What the task requires:
Copy all entries without alteration and skip the pictures they hold.

#### Record set

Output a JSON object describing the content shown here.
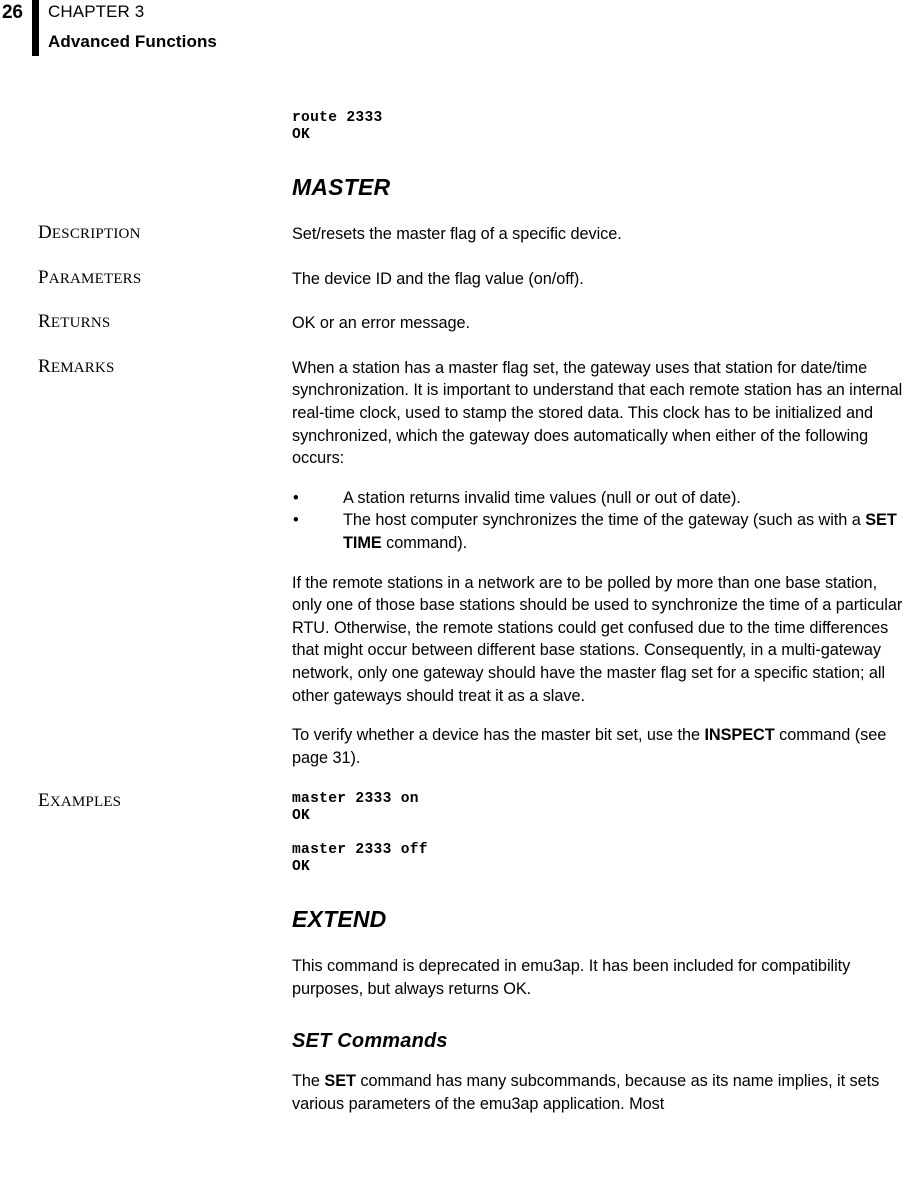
{
  "header": {
    "page_number": "26",
    "chapter_label": "CHAPTER 3",
    "chapter_title": "Advanced Functions"
  },
  "top_code": {
    "text": "route 2333\nOK"
  },
  "master_section": {
    "heading": "MASTER",
    "labels": {
      "description": "DESCRIPTION",
      "parameters": "PARAMETERS",
      "returns": "RETURNS",
      "remarks": "REMARKS",
      "examples": "EXAMPLES"
    },
    "description_text": "Set/resets the master flag of a specific device.",
    "parameters_text": "The device ID and the flag value (on/off).",
    "returns_text": "OK or an error message.",
    "remarks_p1": "When a station has a master flag set, the gateway uses that station for date/time synchronization. It is important to understand that each remote station has an internal real-time clock, used to stamp the stored data. This clock has to be initialized and synchronized, which the gateway does automatically when either of the following occurs:",
    "bullets": [
      {
        "marker": "•",
        "text_before": "A station returns invalid time values (null or out of date).",
        "bold": "",
        "text_after": ""
      },
      {
        "marker": "•",
        "text_before": "The host computer synchronizes the time of the gateway (such as with a ",
        "bold": "SET TIME",
        "text_after": " command)."
      }
    ],
    "remarks_p2": "If the remote stations in a network are to be polled by more than one base station, only one of those base stations should be used to synchronize the time of a particular RTU. Otherwise, the remote stations could get confused due to the time differences that might occur between different base stations. Consequently, in a multi-gateway network, only one gateway should have the master flag set for a specific station; all other gateways should treat it as a slave.",
    "remarks_p3_before": "To verify whether a device has the master bit set, use the ",
    "remarks_p3_bold": "INSPECT",
    "remarks_p3_after": " command (see page 31).",
    "examples_code_1": "master 2333 on\nOK",
    "examples_code_2": "master 2333 off\nOK"
  },
  "extend_section": {
    "heading": "EXTEND",
    "paragraph": "This command is deprecated in emu3ap. It has been included for compatibility purposes, but always returns OK."
  },
  "set_section": {
    "heading": "SET Commands",
    "paragraph_before": "The ",
    "paragraph_bold": "SET",
    "paragraph_after": " command has many subcommands, because as its name implies, it sets various parameters of the emu3ap application. Most"
  }
}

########

Finished task:
Output a JSON object describing the content shown here.
{
  "header": {
    "page_number": "26",
    "chapter_label": "CHAPTER 3",
    "chapter_title": "Advanced Functions"
  },
  "top_code": {
    "text": "route 2333\nOK"
  },
  "master_section": {
    "heading": "MASTER",
    "labels": {
      "description": "DESCRIPTION",
      "parameters": "PARAMETERS",
      "returns": "RETURNS",
      "remarks": "REMARKS",
      "examples": "EXAMPLES"
    },
    "description_text": "Set/resets the master flag of a specific device.",
    "parameters_text": "The device ID and the flag value (on/off).",
    "returns_text": "OK or an error message.",
    "remarks_p1": "When a station has a master flag set, the gateway uses that station for date/time synchronization. It is important to understand that each remote station has an internal real-time clock, used to stamp the stored data. This clock has to be initialized and synchronized, which the gateway does automatically when either of the following occurs:",
    "bullets": [
      {
        "marker": "•",
        "text_before": "A station returns invalid time values (null or out of date).",
        "bold": "",
        "text_after": ""
      },
      {
        "marker": "•",
        "text_before": "The host computer synchronizes the time of the gateway (such as with a ",
        "bold": "SET TIME",
        "text_after": " command)."
      }
    ],
    "remarks_p2": "If the remote stations in a network are to be polled by more than one base station, only one of those base stations should be used to synchronize the time of a particular RTU. Otherwise, the remote stations could get confused due to the time differences that might occur between different base stations. Consequently, in a multi-gateway network, only one gateway should have the master flag set for a specific station; all other gateways should treat it as a slave.",
    "remarks_p3_before": "To verify whether a device has the master bit set, use the ",
    "remarks_p3_bold": "INSPECT",
    "remarks_p3_after": " command (see page 31).",
    "examples_code_1": "master 2333 on\nOK",
    "examples_code_2": "master 2333 off\nOK"
  },
  "extend_section": {
    "heading": "EXTEND",
    "paragraph": "This command is deprecated in emu3ap. It has been included for compatibility purposes, but always returns OK."
  },
  "set_section": {
    "heading": "SET Commands",
    "paragraph_before": "The ",
    "paragraph_bold": "SET",
    "paragraph_after": " command has many subcommands, because as its name implies, it sets various parameters of the emu3ap application. Most"
  }
}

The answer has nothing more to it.